By overhauling the global food system with investments in innovation and creating a new framework, we can tackle hunger and unleash economic opportunities at the same time
The world is not on track to eliminate hunger and malnutrition. Even before the devastating impacts of the COVID-19 pandemic on people everywhere, undernourishment was on the rise. During 2020, more than 2.3 billion people (or 30% of the global population) lacked year-round access to adequate food, a one-year increase that was as much as the preceding five years combined. Even more people (3 billion) cannot afford a healthy diet. Food systems, despite being the main source of employment for poor people, have failed to ensure their food and nutrition security and livelihoods, and have left a large environmental footprint on a warming planet.

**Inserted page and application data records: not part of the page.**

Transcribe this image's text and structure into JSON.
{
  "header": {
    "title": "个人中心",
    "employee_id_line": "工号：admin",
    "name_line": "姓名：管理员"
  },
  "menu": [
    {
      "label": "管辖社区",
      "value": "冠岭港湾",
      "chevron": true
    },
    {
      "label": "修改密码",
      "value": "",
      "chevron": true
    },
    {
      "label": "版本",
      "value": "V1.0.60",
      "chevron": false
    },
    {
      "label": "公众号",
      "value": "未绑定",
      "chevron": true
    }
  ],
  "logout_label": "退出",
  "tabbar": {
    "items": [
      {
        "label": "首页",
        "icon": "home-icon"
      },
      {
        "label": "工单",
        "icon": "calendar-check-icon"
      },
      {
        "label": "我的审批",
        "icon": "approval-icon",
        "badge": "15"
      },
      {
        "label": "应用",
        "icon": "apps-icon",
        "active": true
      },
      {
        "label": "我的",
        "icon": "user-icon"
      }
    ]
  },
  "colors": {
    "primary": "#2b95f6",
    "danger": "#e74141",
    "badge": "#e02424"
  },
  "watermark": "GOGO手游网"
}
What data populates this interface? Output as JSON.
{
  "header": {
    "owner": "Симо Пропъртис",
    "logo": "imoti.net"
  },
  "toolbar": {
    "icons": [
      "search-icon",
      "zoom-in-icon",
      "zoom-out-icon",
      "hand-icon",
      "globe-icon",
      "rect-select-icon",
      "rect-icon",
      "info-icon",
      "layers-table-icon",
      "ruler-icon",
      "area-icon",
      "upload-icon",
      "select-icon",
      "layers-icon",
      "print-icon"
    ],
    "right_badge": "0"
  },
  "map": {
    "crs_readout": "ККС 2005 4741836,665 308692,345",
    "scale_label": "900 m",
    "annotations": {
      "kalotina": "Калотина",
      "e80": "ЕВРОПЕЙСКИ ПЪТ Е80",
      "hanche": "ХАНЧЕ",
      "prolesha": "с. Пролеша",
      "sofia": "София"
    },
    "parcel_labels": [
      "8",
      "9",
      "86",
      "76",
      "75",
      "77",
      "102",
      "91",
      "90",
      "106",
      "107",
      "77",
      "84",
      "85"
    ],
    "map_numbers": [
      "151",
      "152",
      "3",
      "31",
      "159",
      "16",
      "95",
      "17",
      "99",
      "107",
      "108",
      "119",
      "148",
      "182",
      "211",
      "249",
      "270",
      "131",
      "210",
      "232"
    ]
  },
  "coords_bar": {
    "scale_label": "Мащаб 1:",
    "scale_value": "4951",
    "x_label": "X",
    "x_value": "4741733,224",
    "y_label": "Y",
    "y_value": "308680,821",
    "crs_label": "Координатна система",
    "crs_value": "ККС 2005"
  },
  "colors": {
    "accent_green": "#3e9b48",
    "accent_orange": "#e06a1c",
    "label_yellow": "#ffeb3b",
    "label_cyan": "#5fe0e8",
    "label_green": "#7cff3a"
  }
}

The United Nations Food Systems Summit offered world leaders a unique opportunity to showcase their commitments to achieving sustainable, resilient and health-driven food systems. It was the result of impressive efforts on behalf of development, community, business and research leaders to clearly communicate that transforming food systems, which comprise nearly 20% of the global economy, have the potential to unleash vast economic opportunities for the world’s poor, while averting devastating costs to human and planetary health. If the goal was to project this message on to the world stage, then the summit succeeded. But in response to concerns about the inclusivity of the process, it should not be seen as a singular event but rather as a launching pad for globally concerted action for change.

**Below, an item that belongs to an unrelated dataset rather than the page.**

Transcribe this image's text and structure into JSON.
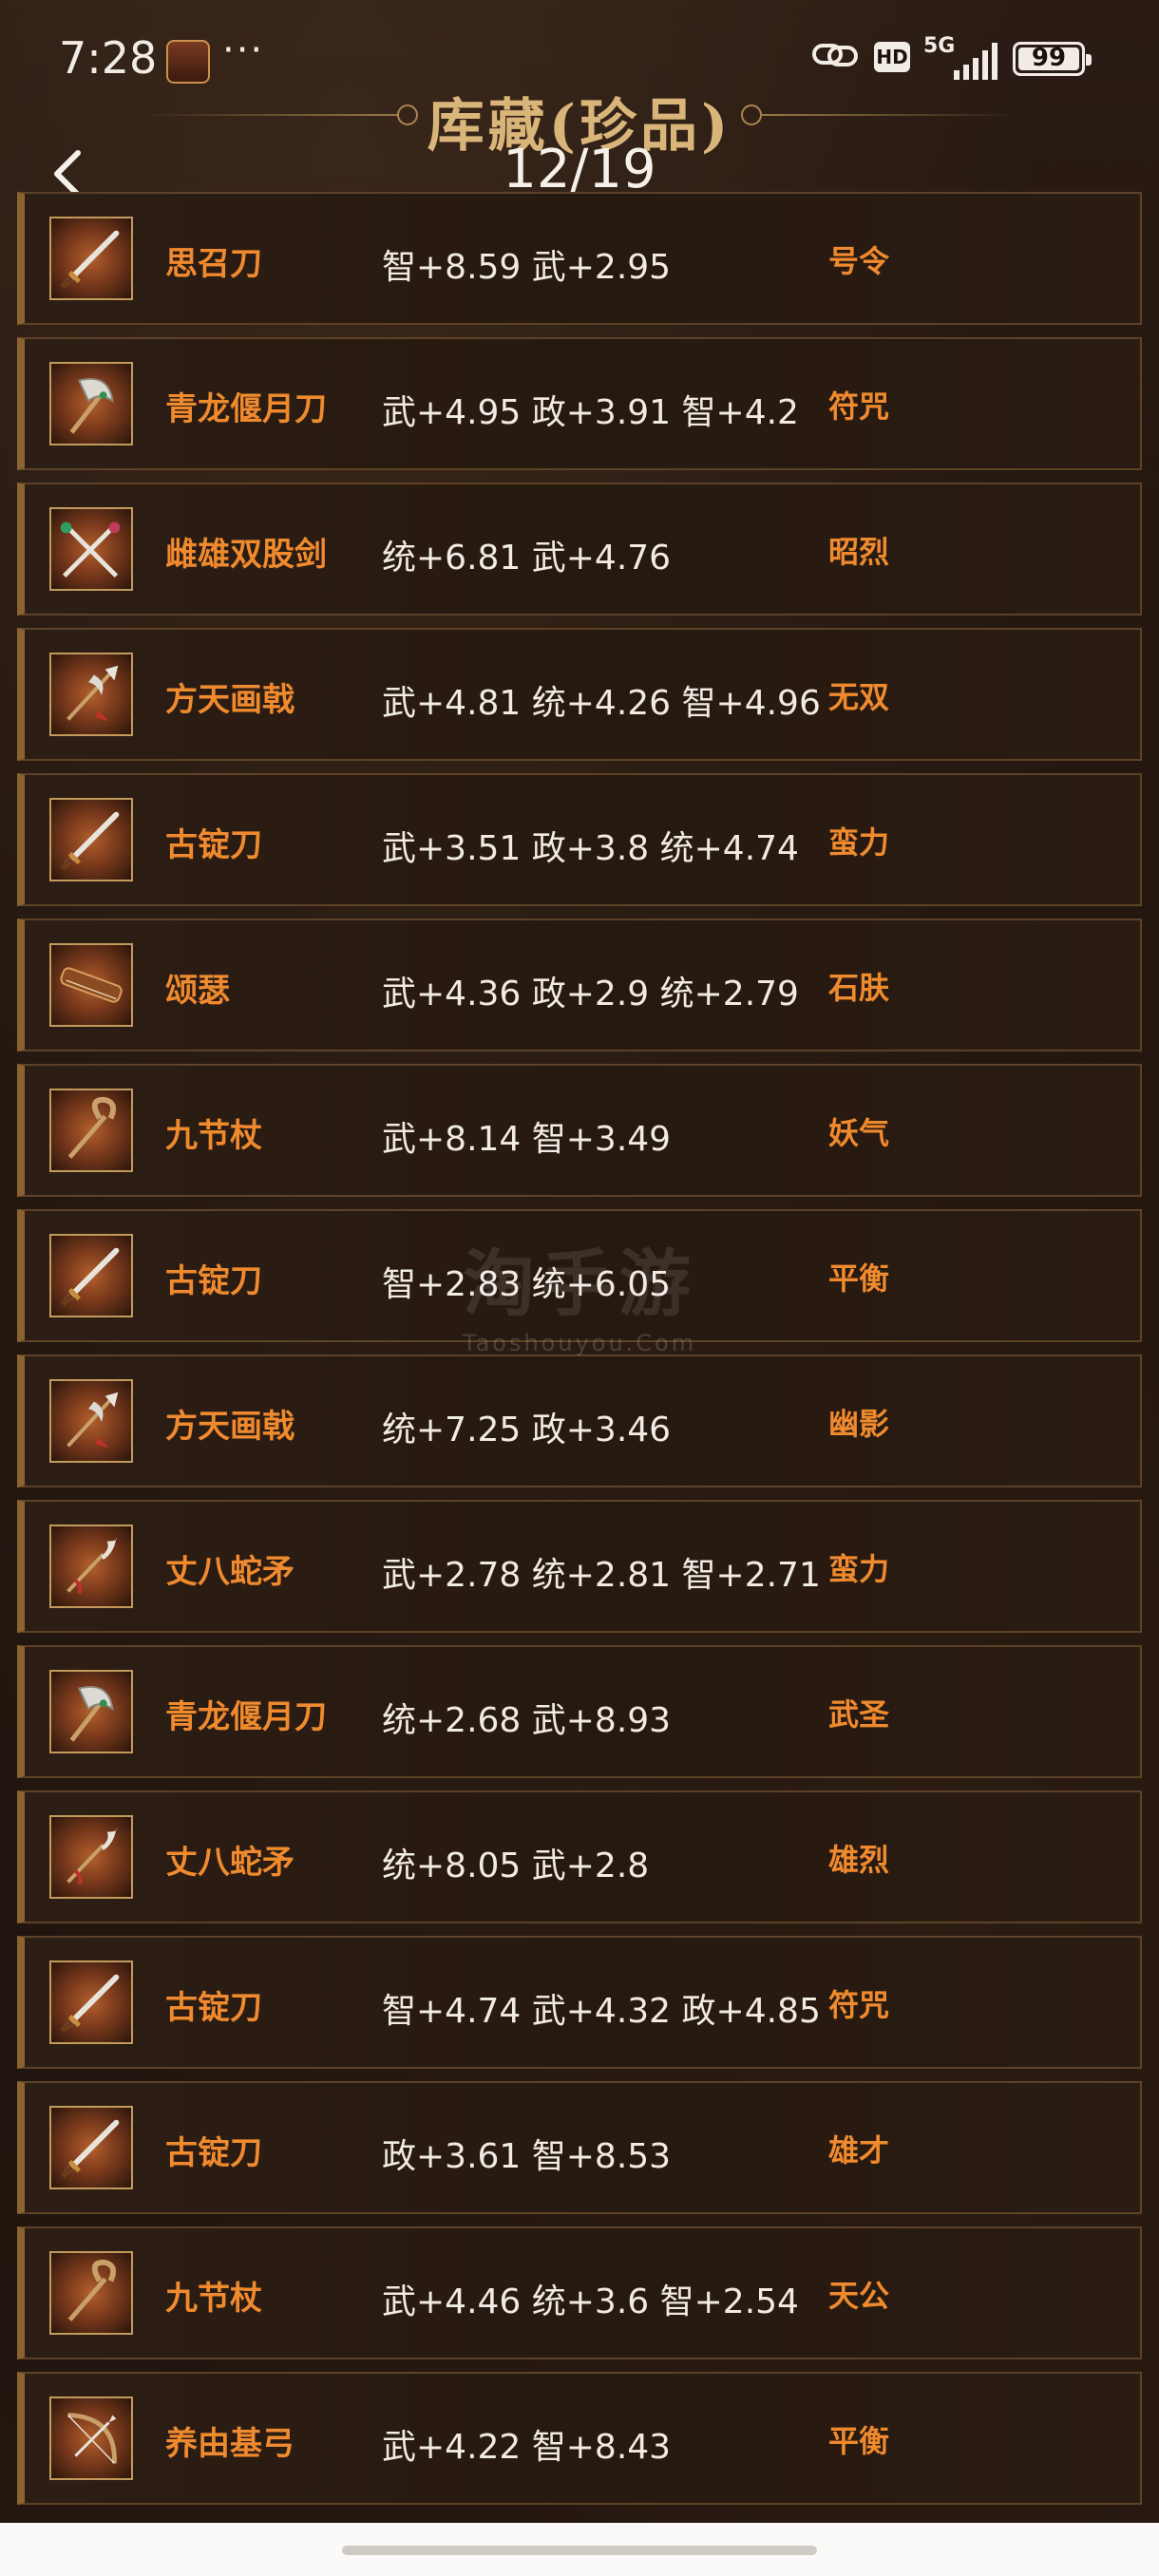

G20 agriculture ministers have taken note. In their latest communiqué from September 2021, they recognise the need for transformative change. But words are not enough. We need concrete action and strong leadership. G20 leaders should make food system transformation a central priority. They should lead by example and take decisive action on three fronts:
Catalyse investments in research and innovation. Although there has been enormous scientific progress, much more investment in both technological and institutional food-system innovation is needed. Agricultural productivity growth has slowed in recent decades, both because of climate change and because funding for new research and development has lagged. The investment gap for R&D in sustainable agricultural intensification has been estimated at $15 billion per year. Filling this gap will have enormous payoffs. Impact assessments of CGIAR research estimate that the rate of return is at least $10 to each dollar spent on CGIAR research. This includes not just the research on high-yielding varieties, but also our research on sustainable production and resource management and policy analysis.
Repurpose public support to food and agriculture. G20 countries spend almost all of the $720 billion that is allocated globally every year on support to farmers and food production. This support has good intentions, but it is not providing the right incentives for sustainable production and consumption decisions. Less than 3% of that massive support is for agricultural innovation and knowledge systems. Doubling the spending for R&D to fill the R&D investment gap would still be a small share but would generate enormous benefits. Existing support should also be repurposed to create greater incentives for producers to adopt sustainable practices and for consumers to make healthy dietary choices. Studies by the International Food Policy Research Institute for the UN Food Systems Summit and the G20 show that this can be a game-changing solution to achieve the food system transformation we want.
Provide a framework for coordination. Reorienting policies is obviously a choice for national governments to make. But the choices by one country also have implications for those available to other countries. More importantly, the UN Food Systems Summit and COP26 stand for the achievement of common and global goals. This requires concerted action. The G20 could help provide the framework for such coordinated action.
Sometimes shocks are needed to overcome entrenched obstacles. The shock of the COVID-19 pandemic has brought about profound innovations in e-commerce and technology, showing that rapid and innovative change is possible, and that the ways in which food systems currently operate are malleable. By investing in R&D, repurposing agricultural support, and using the global events of 2021 and beyond to coordinate action, G20 leaders can treat widespread food insecurity, malnutrition and poverty as the shocks that they truly are, and transform food systems now to meet the Sustainable Development Goals.